== Data shown

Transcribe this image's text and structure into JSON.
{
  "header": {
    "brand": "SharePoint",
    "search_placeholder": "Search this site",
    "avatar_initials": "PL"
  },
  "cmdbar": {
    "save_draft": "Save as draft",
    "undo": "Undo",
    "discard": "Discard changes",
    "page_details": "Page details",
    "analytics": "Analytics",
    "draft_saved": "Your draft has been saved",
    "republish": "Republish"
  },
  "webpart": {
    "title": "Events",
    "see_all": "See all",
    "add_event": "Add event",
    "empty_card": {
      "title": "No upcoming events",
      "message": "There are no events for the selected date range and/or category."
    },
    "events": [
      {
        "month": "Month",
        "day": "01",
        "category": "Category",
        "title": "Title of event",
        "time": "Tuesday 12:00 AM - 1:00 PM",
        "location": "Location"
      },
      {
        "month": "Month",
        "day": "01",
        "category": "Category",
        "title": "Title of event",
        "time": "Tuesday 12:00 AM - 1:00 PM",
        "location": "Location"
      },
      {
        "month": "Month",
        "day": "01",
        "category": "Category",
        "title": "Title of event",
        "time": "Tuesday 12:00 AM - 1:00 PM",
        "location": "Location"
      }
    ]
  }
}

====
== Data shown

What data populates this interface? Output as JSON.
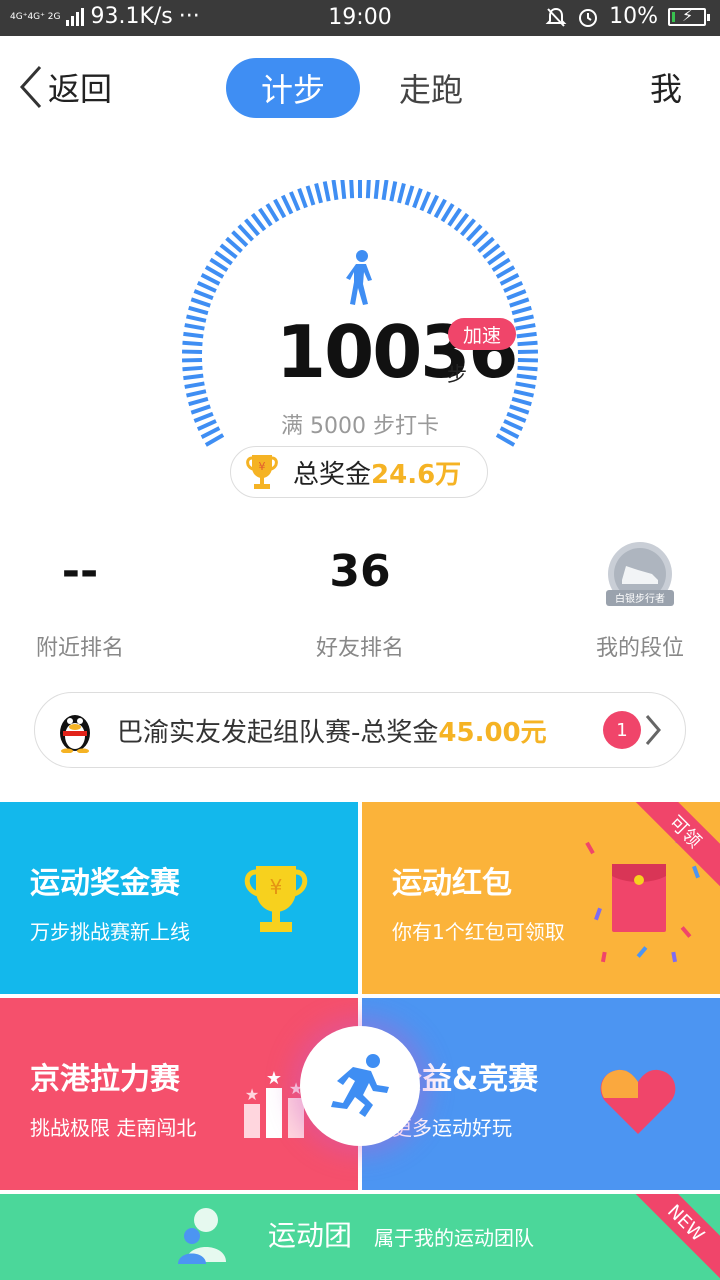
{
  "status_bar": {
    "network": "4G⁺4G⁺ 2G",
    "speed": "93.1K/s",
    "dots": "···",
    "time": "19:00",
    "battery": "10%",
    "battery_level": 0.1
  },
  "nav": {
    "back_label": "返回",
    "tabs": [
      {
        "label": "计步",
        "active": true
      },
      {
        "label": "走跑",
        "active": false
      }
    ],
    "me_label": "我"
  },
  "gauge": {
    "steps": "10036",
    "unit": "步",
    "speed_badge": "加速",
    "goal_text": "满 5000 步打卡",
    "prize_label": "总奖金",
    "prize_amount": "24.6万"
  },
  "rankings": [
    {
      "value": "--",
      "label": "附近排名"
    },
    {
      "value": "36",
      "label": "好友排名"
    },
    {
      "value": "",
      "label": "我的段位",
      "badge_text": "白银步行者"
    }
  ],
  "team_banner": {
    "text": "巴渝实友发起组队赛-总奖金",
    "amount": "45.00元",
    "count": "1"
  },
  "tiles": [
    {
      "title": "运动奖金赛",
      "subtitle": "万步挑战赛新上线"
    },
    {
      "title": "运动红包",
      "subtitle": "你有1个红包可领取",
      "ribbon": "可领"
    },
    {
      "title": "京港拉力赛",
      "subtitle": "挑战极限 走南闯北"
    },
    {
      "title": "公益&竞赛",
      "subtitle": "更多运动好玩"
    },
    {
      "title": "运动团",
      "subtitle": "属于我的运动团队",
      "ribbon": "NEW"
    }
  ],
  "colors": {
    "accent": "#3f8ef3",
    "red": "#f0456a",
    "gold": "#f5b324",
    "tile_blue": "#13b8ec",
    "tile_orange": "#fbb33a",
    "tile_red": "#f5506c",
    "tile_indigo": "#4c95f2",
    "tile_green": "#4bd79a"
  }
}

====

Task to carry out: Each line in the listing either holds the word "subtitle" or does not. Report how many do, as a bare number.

Exercise result: 5